» Try it:
Repeat every record below exactly, leaving out the pictures.

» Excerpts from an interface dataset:
*** Begin section ***
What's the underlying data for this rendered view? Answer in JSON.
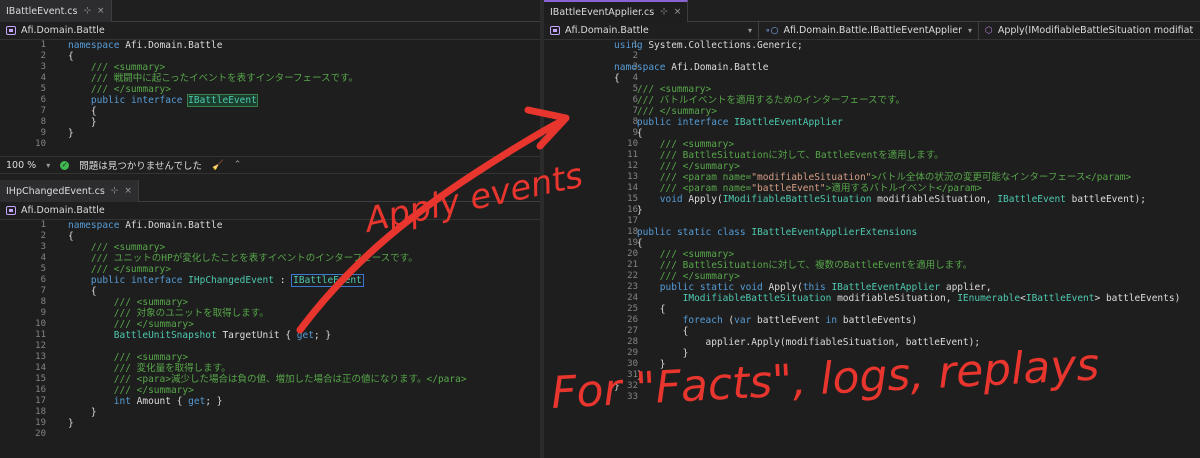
{
  "left_top": {
    "tab": {
      "label": "IBattleEvent.cs",
      "pin": "⊹",
      "close": "×"
    },
    "nav": {
      "label": "Afi.Domain.Battle"
    },
    "lines": [
      {
        "n": "1",
        "html": "<span class='kw'>namespace</span> Afi.Domain.Battle"
      },
      {
        "n": "2",
        "html": "{"
      },
      {
        "n": "3",
        "html": "    <span class='cm'>/// &lt;summary&gt;</span>"
      },
      {
        "n": "4",
        "html": "    <span class='cm'>/// 戦闘中に起こったイベントを表すインターフェースです。</span>"
      },
      {
        "n": "5",
        "html": "    <span class='cm'>/// &lt;/summary&gt;</span>"
      },
      {
        "n": "6",
        "html": "    <span class='kw'>public</span> <span class='kw'>interface</span> <span class='hl-sel'>IBattleEvent</span>"
      },
      {
        "n": "7",
        "html": "    {"
      },
      {
        "n": "8",
        "html": "    }"
      },
      {
        "n": "9",
        "html": "}"
      },
      {
        "n": "10",
        "html": ""
      }
    ]
  },
  "status": {
    "zoom": "100 %",
    "message": "問題は見つかりませんでした"
  },
  "left_bottom": {
    "tab": {
      "label": "IHpChangedEvent.cs",
      "pin": "⊹",
      "close": "×"
    },
    "nav": {
      "label": "Afi.Domain.Battle"
    },
    "lines": [
      {
        "n": "1",
        "html": "<span class='kw'>namespace</span> Afi.Domain.Battle"
      },
      {
        "n": "2",
        "html": "{"
      },
      {
        "n": "3",
        "html": "    <span class='cm'>/// &lt;summary&gt;</span>"
      },
      {
        "n": "4",
        "html": "    <span class='cm'>/// ユニットのHPが変化したことを表すイベントのインターフェースです。</span>"
      },
      {
        "n": "5",
        "html": "    <span class='cm'>/// &lt;/summary&gt;</span>"
      },
      {
        "n": "6",
        "html": "    <span class='kw'>public</span> <span class='kw'>interface</span> <span class='ty'>IHpChangedEvent</span> : <span class='hl-box'>IBattleEvent</span>"
      },
      {
        "n": "7",
        "html": "    {"
      },
      {
        "n": "8",
        "html": "        <span class='cm'>/// &lt;summary&gt;</span>"
      },
      {
        "n": "9",
        "html": "        <span class='cm'>/// 対象のユニットを取得します。</span>"
      },
      {
        "n": "10",
        "html": "        <span class='cm'>/// &lt;/summary&gt;</span>"
      },
      {
        "n": "11",
        "html": "        <span class='ty'>BattleUnitSnapshot</span> TargetUnit { <span class='kw'>get</span>; }"
      },
      {
        "n": "12",
        "html": ""
      },
      {
        "n": "13",
        "html": "        <span class='cm'>/// &lt;summary&gt;</span>"
      },
      {
        "n": "14",
        "html": "        <span class='cm'>/// 変化量を取得します。</span>"
      },
      {
        "n": "15",
        "html": "        <span class='cm'>/// &lt;para&gt;減少した場合は負の値、増加した場合は正の値になります。&lt;/para&gt;</span>"
      },
      {
        "n": "16",
        "html": "        <span class='cm'>/// &lt;/summary&gt;</span>"
      },
      {
        "n": "17",
        "html": "        <span class='kw'>int</span> Amount { <span class='kw'>get</span>; }"
      },
      {
        "n": "18",
        "html": "    }"
      },
      {
        "n": "19",
        "html": "}"
      },
      {
        "n": "20",
        "html": ""
      }
    ]
  },
  "right": {
    "tab": {
      "label": "IBattleEventApplier.cs",
      "pin": "⊹",
      "close": "×"
    },
    "nav": {
      "project": "Afi.Domain.Battle",
      "type": "Afi.Domain.Battle.IBattleEventApplier",
      "member": "Apply(IModifiableBattleSituation modifiat"
    },
    "lines": [
      {
        "n": "1",
        "html": "<span class='kw'>using</span> System.Collections.Generic;"
      },
      {
        "n": "2",
        "html": ""
      },
      {
        "n": "3",
        "html": "<span class='kw'>namespace</span> Afi.Domain.Battle"
      },
      {
        "n": "4",
        "html": "{"
      },
      {
        "n": "5",
        "html": "    <span class='cm'>/// &lt;summary&gt;</span>"
      },
      {
        "n": "6",
        "html": "    <span class='cm'>/// バトルイベントを適用するためのインターフェースです。</span>"
      },
      {
        "n": "7",
        "html": "    <span class='cm'>/// &lt;/summary&gt;</span>"
      },
      {
        "n": "8",
        "html": "    <span class='kw'>public</span> <span class='kw'>interface</span> <span class='ty'>IBattleEventApplier</span>"
      },
      {
        "n": "9",
        "html": "    {"
      },
      {
        "n": "10",
        "html": "        <span class='cm'>/// &lt;summary&gt;</span>"
      },
      {
        "n": "11",
        "html": "        <span class='cm'>/// BattleSituationに対して、BattleEventを適用します。</span>"
      },
      {
        "n": "12",
        "html": "        <span class='cm'>/// &lt;/summary&gt;</span>"
      },
      {
        "n": "13",
        "html": "        <span class='cm'>/// &lt;param name=<span class='st'>\"modifiableSituation\"</span>&gt;バトル全体の状況の変更可能なインターフェース&lt;/param&gt;</span>"
      },
      {
        "n": "14",
        "html": "        <span class='cm'>/// &lt;param name=<span class='st'>\"battleEvent\"</span>&gt;適用するバトルイベント&lt;/param&gt;</span>"
      },
      {
        "n": "15",
        "html": "        <span class='kw'>void</span> Apply(<span class='ty'>IModifiableBattleSituation</span> modifiableSituation, <span class='ty'>IBattleEvent</span> battleEvent);"
      },
      {
        "n": "16",
        "html": "    }"
      },
      {
        "n": "17",
        "html": ""
      },
      {
        "n": "18",
        "html": "    <span class='kw'>public</span> <span class='kw'>static</span> <span class='kw'>class</span> <span class='ty'>IBattleEventApplierExtensions</span>"
      },
      {
        "n": "19",
        "html": "    {"
      },
      {
        "n": "20",
        "html": "        <span class='cm'>/// &lt;summary&gt;</span>"
      },
      {
        "n": "21",
        "html": "        <span class='cm'>/// BattleSituationに対して、複数のBattleEventを適用します。</span>"
      },
      {
        "n": "22",
        "html": "        <span class='cm'>/// &lt;/summary&gt;</span>"
      },
      {
        "n": "23",
        "html": "        <span class='kw'>public</span> <span class='kw'>static</span> <span class='kw'>void</span> Apply(<span class='kw'>this</span> <span class='ty'>IBattleEventApplier</span> applier,"
      },
      {
        "n": "24",
        "html": "            <span class='ty'>IModifiableBattleSituation</span> modifiableSituation, <span class='ty'>IEnumerable</span>&lt;<span class='ty'>IBattleEvent</span>&gt; battleEvents)"
      },
      {
        "n": "25",
        "html": "        {"
      },
      {
        "n": "26",
        "html": "            <span class='kw'>foreach</span> (<span class='kw'>var</span> battleEvent <span class='kw'>in</span> battleEvents)"
      },
      {
        "n": "27",
        "html": "            {"
      },
      {
        "n": "28",
        "html": "                applier.Apply(modifiableSituation, battleEvent);"
      },
      {
        "n": "29",
        "html": "            }"
      },
      {
        "n": "30",
        "html": "        }"
      },
      {
        "n": "31",
        "html": "    }"
      },
      {
        "n": "32",
        "html": "}"
      },
      {
        "n": "33",
        "html": ""
      }
    ]
  },
  "annotations": {
    "apply_events": "Apply events",
    "facts": "For \"Facts\", logs, replays"
  },
  "colors": {
    "accent": "#8a63d2",
    "annotation": "#e8352e"
  }
}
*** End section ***
» Output of the exercise:
What's the underlying data for this rendered view? Answer in JSON.
{
  "left_top": {
    "tab": {
      "label": "IBattleEvent.cs",
      "pin": "⊹",
      "close": "×"
    },
    "nav": {
      "label": "Afi.Domain.Battle"
    },
    "lines": [
      {
        "n": "1",
        "html": "<span class='kw'>namespace</span> Afi.Domain.Battle"
      },
      {
        "n": "2",
        "html": "{"
      },
      {
        "n": "3",
        "html": "    <span class='cm'>/// &lt;summary&gt;</span>"
      },
      {
        "n": "4",
        "html": "    <span class='cm'>/// 戦闘中に起こったイベントを表すインターフェースです。</span>"
      },
      {
        "n": "5",
        "html": "    <span class='cm'>/// &lt;/summary&gt;</span>"
      },
      {
        "n": "6",
        "html": "    <span class='kw'>public</span> <span class='kw'>interface</span> <span class='hl-sel'>IBattleEvent</span>"
      },
      {
        "n": "7",
        "html": "    {"
      },
      {
        "n": "8",
        "html": "    }"
      },
      {
        "n": "9",
        "html": "}"
      },
      {
        "n": "10",
        "html": ""
      }
    ]
  },
  "status": {
    "zoom": "100 %",
    "message": "問題は見つかりませんでした"
  },
  "left_bottom": {
    "tab": {
      "label": "IHpChangedEvent.cs",
      "pin": "⊹",
      "close": "×"
    },
    "nav": {
      "label": "Afi.Domain.Battle"
    },
    "lines": [
      {
        "n": "1",
        "html": "<span class='kw'>namespace</span> Afi.Domain.Battle"
      },
      {
        "n": "2",
        "html": "{"
      },
      {
        "n": "3",
        "html": "    <span class='cm'>/// &lt;summary&gt;</span>"
      },
      {
        "n": "4",
        "html": "    <span class='cm'>/// ユニットのHPが変化したことを表すイベントのインターフェースです。</span>"
      },
      {
        "n": "5",
        "html": "    <span class='cm'>/// &lt;/summary&gt;</span>"
      },
      {
        "n": "6",
        "html": "    <span class='kw'>public</span> <span class='kw'>interface</span> <span class='ty'>IHpChangedEvent</span> : <span class='hl-box'>IBattleEvent</span>"
      },
      {
        "n": "7",
        "html": "    {"
      },
      {
        "n": "8",
        "html": "        <span class='cm'>/// &lt;summary&gt;</span>"
      },
      {
        "n": "9",
        "html": "        <span class='cm'>/// 対象のユニットを取得します。</span>"
      },
      {
        "n": "10",
        "html": "        <span class='cm'>/// &lt;/summary&gt;</span>"
      },
      {
        "n": "11",
        "html": "        <span class='ty'>BattleUnitSnapshot</span> TargetUnit { <span class='kw'>get</span>; }"
      },
      {
        "n": "12",
        "html": ""
      },
      {
        "n": "13",
        "html": "        <span class='cm'>/// &lt;summary&gt;</span>"
      },
      {
        "n": "14",
        "html": "        <span class='cm'>/// 変化量を取得します。</span>"
      },
      {
        "n": "15",
        "html": "        <span class='cm'>/// &lt;para&gt;減少した場合は負の値、増加した場合は正の値になります。&lt;/para&gt;</span>"
      },
      {
        "n": "16",
        "html": "        <span class='cm'>/// &lt;/summary&gt;</span>"
      },
      {
        "n": "17",
        "html": "        <span class='kw'>int</span> Amount { <span class='kw'>get</span>; }"
      },
      {
        "n": "18",
        "html": "    }"
      },
      {
        "n": "19",
        "html": "}"
      },
      {
        "n": "20",
        "html": ""
      }
    ]
  },
  "right": {
    "tab": {
      "label": "IBattleEventApplier.cs",
      "pin": "⊹",
      "close": "×"
    },
    "nav": {
      "project": "Afi.Domain.Battle",
      "type": "Afi.Domain.Battle.IBattleEventApplier",
      "member": "Apply(IModifiableBattleSituation modifiat"
    },
    "lines": [
      {
        "n": "1",
        "html": "<span class='kw'>using</span> System.Collections.Generic;"
      },
      {
        "n": "2",
        "html": ""
      },
      {
        "n": "3",
        "html": "<span class='kw'>namespace</span> Afi.Domain.Battle"
      },
      {
        "n": "4",
        "html": "{"
      },
      {
        "n": "5",
        "html": "    <span class='cm'>/// &lt;summary&gt;</span>"
      },
      {
        "n": "6",
        "html": "    <span class='cm'>/// バトルイベントを適用するためのインターフェースです。</span>"
      },
      {
        "n": "7",
        "html": "    <span class='cm'>/// &lt;/summary&gt;</span>"
      },
      {
        "n": "8",
        "html": "    <span class='kw'>public</span> <span class='kw'>interface</span> <span class='ty'>IBattleEventApplier</span>"
      },
      {
        "n": "9",
        "html": "    {"
      },
      {
        "n": "10",
        "html": "        <span class='cm'>/// &lt;summary&gt;</span>"
      },
      {
        "n": "11",
        "html": "        <span class='cm'>/// BattleSituationに対して、BattleEventを適用します。</span>"
      },
      {
        "n": "12",
        "html": "        <span class='cm'>/// &lt;/summary&gt;</span>"
      },
      {
        "n": "13",
        "html": "        <span class='cm'>/// &lt;param name=<span class='st'>\"modifiableSituation\"</span>&gt;バトル全体の状況の変更可能なインターフェース&lt;/param&gt;</span>"
      },
      {
        "n": "14",
        "html": "        <span class='cm'>/// &lt;param name=<span class='st'>\"battleEvent\"</span>&gt;適用するバトルイベント&lt;/param&gt;</span>"
      },
      {
        "n": "15",
        "html": "        <span class='kw'>void</span> Apply(<span class='ty'>IModifiableBattleSituation</span> modifiableSituation, <span class='ty'>IBattleEvent</span> battleEvent);"
      },
      {
        "n": "16",
        "html": "    }"
      },
      {
        "n": "17",
        "html": ""
      },
      {
        "n": "18",
        "html": "    <span class='kw'>public</span> <span class='kw'>static</span> <span class='kw'>class</span> <span class='ty'>IBattleEventApplierExtensions</span>"
      },
      {
        "n": "19",
        "html": "    {"
      },
      {
        "n": "20",
        "html": "        <span class='cm'>/// &lt;summary&gt;</span>"
      },
      {
        "n": "21",
        "html": "        <span class='cm'>/// BattleSituationに対して、複数のBattleEventを適用します。</span>"
      },
      {
        "n": "22",
        "html": "        <span class='cm'>/// &lt;/summary&gt;</span>"
      },
      {
        "n": "23",
        "html": "        <span class='kw'>public</span> <span class='kw'>static</span> <span class='kw'>void</span> Apply(<span class='kw'>this</span> <span class='ty'>IBattleEventApplier</span> applier,"
      },
      {
        "n": "24",
        "html": "            <span class='ty'>IModifiableBattleSituation</span> modifiableSituation, <span class='ty'>IEnumerable</span>&lt;<span class='ty'>IBattleEvent</span>&gt; battleEvents)"
      },
      {
        "n": "25",
        "html": "        {"
      },
      {
        "n": "26",
        "html": "            <span class='kw'>foreach</span> (<span class='kw'>var</span> battleEvent <span class='kw'>in</span> battleEvents)"
      },
      {
        "n": "27",
        "html": "            {"
      },
      {
        "n": "28",
        "html": "                applier.Apply(modifiableSituation, battleEvent);"
      },
      {
        "n": "29",
        "html": "            }"
      },
      {
        "n": "30",
        "html": "        }"
      },
      {
        "n": "31",
        "html": "    }"
      },
      {
        "n": "32",
        "html": "}"
      },
      {
        "n": "33",
        "html": ""
      }
    ]
  },
  "annotations": {
    "apply_events": "Apply events",
    "facts": "For \"Facts\", logs, replays"
  },
  "colors": {
    "accent": "#8a63d2",
    "annotation": "#e8352e"
  }
}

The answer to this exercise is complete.